Assignment = Could you please reproduce all the records below exactly, leaving out the images?

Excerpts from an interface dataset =
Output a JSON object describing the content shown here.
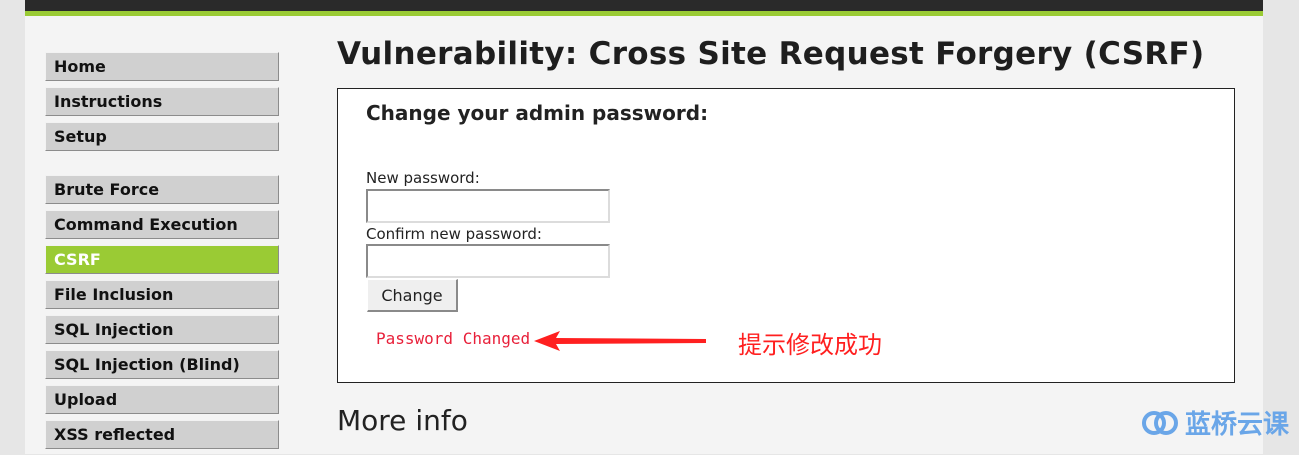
{
  "menu": {
    "groups": [
      [
        {
          "label": "Home"
        },
        {
          "label": "Instructions"
        },
        {
          "label": "Setup"
        }
      ],
      [
        {
          "label": "Brute Force"
        },
        {
          "label": "Command Execution"
        },
        {
          "label": "CSRF",
          "selected": true
        },
        {
          "label": "File Inclusion"
        },
        {
          "label": "SQL Injection"
        },
        {
          "label": "SQL Injection (Blind)"
        },
        {
          "label": "Upload"
        },
        {
          "label": "XSS reflected"
        }
      ]
    ]
  },
  "page": {
    "title": "Vulnerability: Cross Site Request Forgery (CSRF)",
    "form_heading": "Change your admin password:",
    "new_password_label": "New password:",
    "new_password_value": "",
    "confirm_password_label": "Confirm new password:",
    "confirm_password_value": "",
    "change_button": "Change",
    "status_message": "Password Changed",
    "annotation": "提示修改成功",
    "more_info_heading": "More info"
  },
  "watermark": {
    "text": "蓝桥云课"
  },
  "colors": {
    "accent_green": "#9acb34",
    "topbar": "#2a2a2a",
    "status_red": "#e8203a",
    "annotation_red": "#ff1f1f",
    "watermark_blue": "#6aa6e8"
  }
}
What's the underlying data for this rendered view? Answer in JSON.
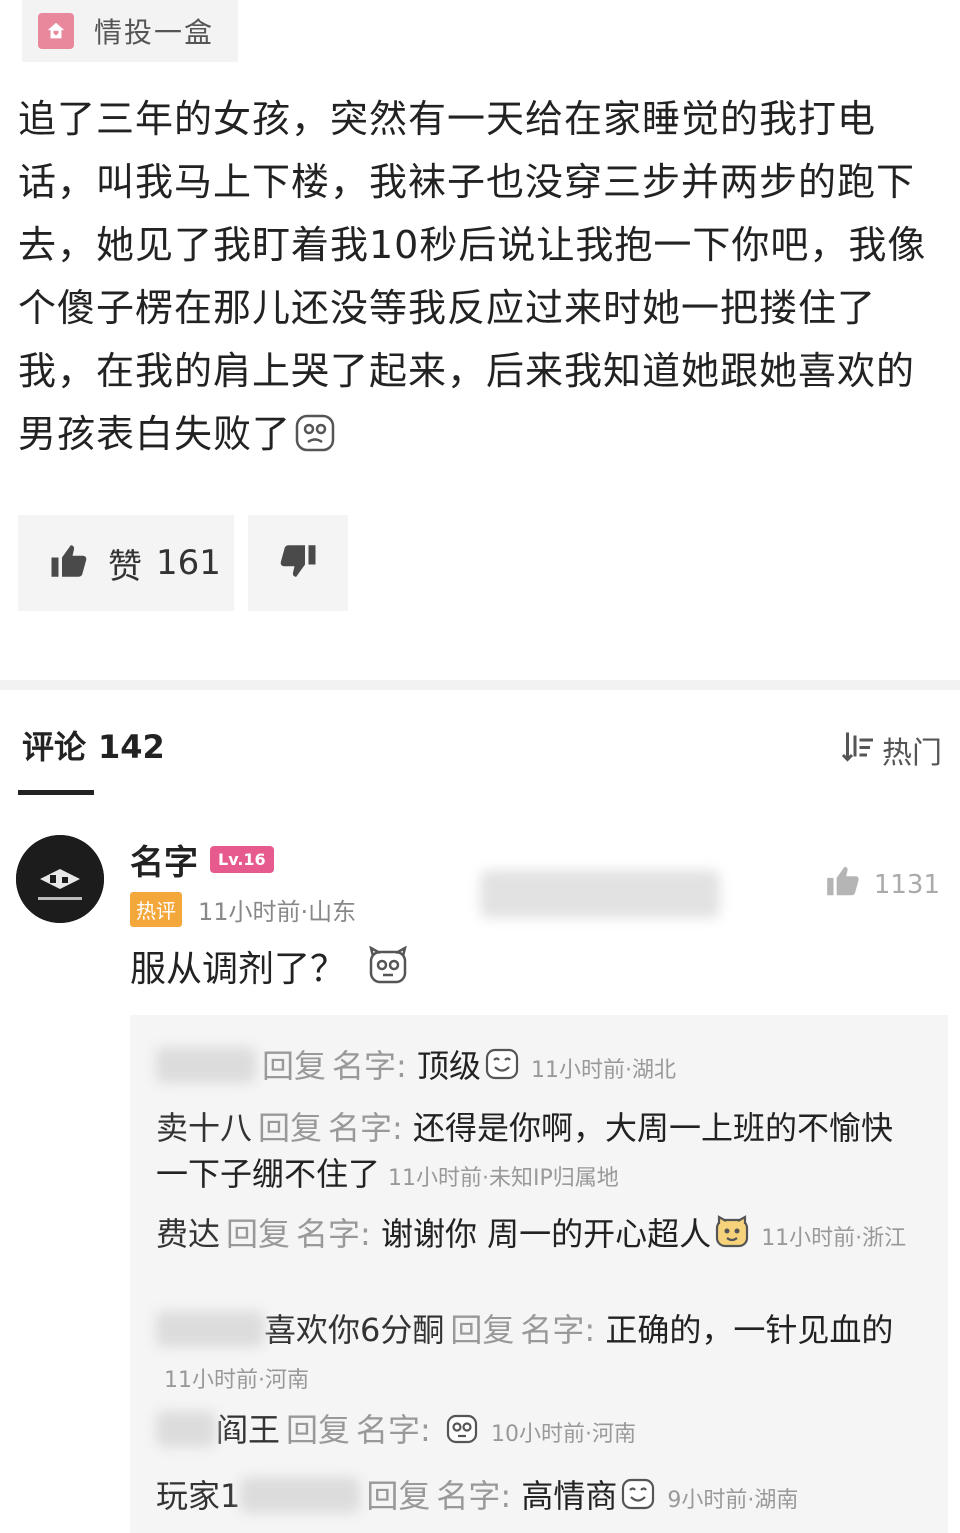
{
  "source": {
    "name": "情投一盒",
    "logo_icon": "house-heart-icon"
  },
  "post": {
    "text": "追了三年的女孩，突然有一天给在家睡觉的我打电话，叫我马上下楼，我袜子也没穿三步并两步的跑下去，她见了我盯着我10秒后说让我抱一下你吧，我像个傻子楞在那儿还没等我反应过来时她一把搂住了我，在我的肩上哭了起来，后来我知道她跟她喜欢的男孩表白失败了",
    "emoji": "sad-face-emoji"
  },
  "actions": {
    "like_label": "赞",
    "like_count": "161"
  },
  "comments": {
    "title": "评论",
    "count": "142",
    "sort_label": "热门"
  },
  "main_comment": {
    "user": "名字",
    "level": "Lv.16",
    "hot_badge": "热评",
    "meta": "11小时前·山东",
    "likes": "1131",
    "text": "服从调剂了？"
  },
  "replies": [
    {
      "nick": "",
      "reply_word": "回复",
      "target": "名字:",
      "text": "顶级",
      "time": "11小时前·湖北"
    },
    {
      "nick": "卖十八",
      "reply_word": "回复",
      "target": "名字:",
      "text": "还得是你啊，大周一上班的不愉快一下子绷不住了",
      "time": "11小时前·未知IP归属地"
    },
    {
      "nick": "费达",
      "reply_word": "回复",
      "target": "名字:",
      "text": "谢谢你 周一的开心超人",
      "time": "11小时前·浙江"
    },
    {
      "nick": "喜欢你6分酮",
      "reply_word": "回复",
      "target": "名字:",
      "text": "正确的，一针见血的",
      "time": "11小时前·河南"
    },
    {
      "nick": "阎王",
      "reply_word": "回复",
      "target": "名字:",
      "text": "",
      "time": "10小时前·河南"
    },
    {
      "nick": "玩家1",
      "reply_word": "回复",
      "target": "名字:",
      "text": "高情商",
      "time": "9小时前·湖南"
    }
  ]
}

Final answer =
Output a JSON object describing the content shown here.
{
  "menu": {
    "groups": [
      [
        {
          "label": "Home"
        },
        {
          "label": "Instructions"
        },
        {
          "label": "Setup"
        }
      ],
      [
        {
          "label": "Brute Force"
        },
        {
          "label": "Command Execution"
        },
        {
          "label": "CSRF",
          "selected": true
        },
        {
          "label": "File Inclusion"
        },
        {
          "label": "SQL Injection"
        },
        {
          "label": "SQL Injection (Blind)"
        },
        {
          "label": "Upload"
        },
        {
          "label": "XSS reflected"
        }
      ]
    ]
  },
  "page": {
    "title": "Vulnerability: Cross Site Request Forgery (CSRF)",
    "form_heading": "Change your admin password:",
    "new_password_label": "New password:",
    "new_password_value": "",
    "confirm_password_label": "Confirm new password:",
    "confirm_password_value": "",
    "change_button": "Change",
    "status_message": "Password Changed",
    "annotation": "提示修改成功",
    "more_info_heading": "More info"
  },
  "watermark": {
    "text": "蓝桥云课"
  },
  "colors": {
    "accent_green": "#9acb34",
    "topbar": "#2a2a2a",
    "status_red": "#e8203a",
    "annotation_red": "#ff1f1f",
    "watermark_blue": "#6aa6e8"
  }
}
What's the underlying data for this rendered view? Answer in JSON.
{
  "source": {
    "name": "情投一盒",
    "logo_icon": "house-heart-icon"
  },
  "post": {
    "text": "追了三年的女孩，突然有一天给在家睡觉的我打电话，叫我马上下楼，我袜子也没穿三步并两步的跑下去，她见了我盯着我10秒后说让我抱一下你吧，我像个傻子楞在那儿还没等我反应过来时她一把搂住了我，在我的肩上哭了起来，后来我知道她跟她喜欢的男孩表白失败了",
    "emoji": "sad-face-emoji"
  },
  "actions": {
    "like_label": "赞",
    "like_count": "161"
  },
  "comments": {
    "title": "评论",
    "count": "142",
    "sort_label": "热门"
  },
  "main_comment": {
    "user": "名字",
    "level": "Lv.16",
    "hot_badge": "热评",
    "meta": "11小时前·山东",
    "likes": "1131",
    "text": "服从调剂了？"
  },
  "replies": [
    {
      "nick": "",
      "reply_word": "回复",
      "target": "名字:",
      "text": "顶级",
      "time": "11小时前·湖北"
    },
    {
      "nick": "卖十八",
      "reply_word": "回复",
      "target": "名字:",
      "text": "还得是你啊，大周一上班的不愉快一下子绷不住了",
      "time": "11小时前·未知IP归属地"
    },
    {
      "nick": "费达",
      "reply_word": "回复",
      "target": "名字:",
      "text": "谢谢你 周一的开心超人",
      "time": "11小时前·浙江"
    },
    {
      "nick": "喜欢你6分酮",
      "reply_word": "回复",
      "target": "名字:",
      "text": "正确的，一针见血的",
      "time": "11小时前·河南"
    },
    {
      "nick": "阎王",
      "reply_word": "回复",
      "target": "名字:",
      "text": "",
      "time": "10小时前·河南"
    },
    {
      "nick": "玩家1",
      "reply_word": "回复",
      "target": "名字:",
      "text": "高情商",
      "time": "9小时前·湖南"
    }
  ]
}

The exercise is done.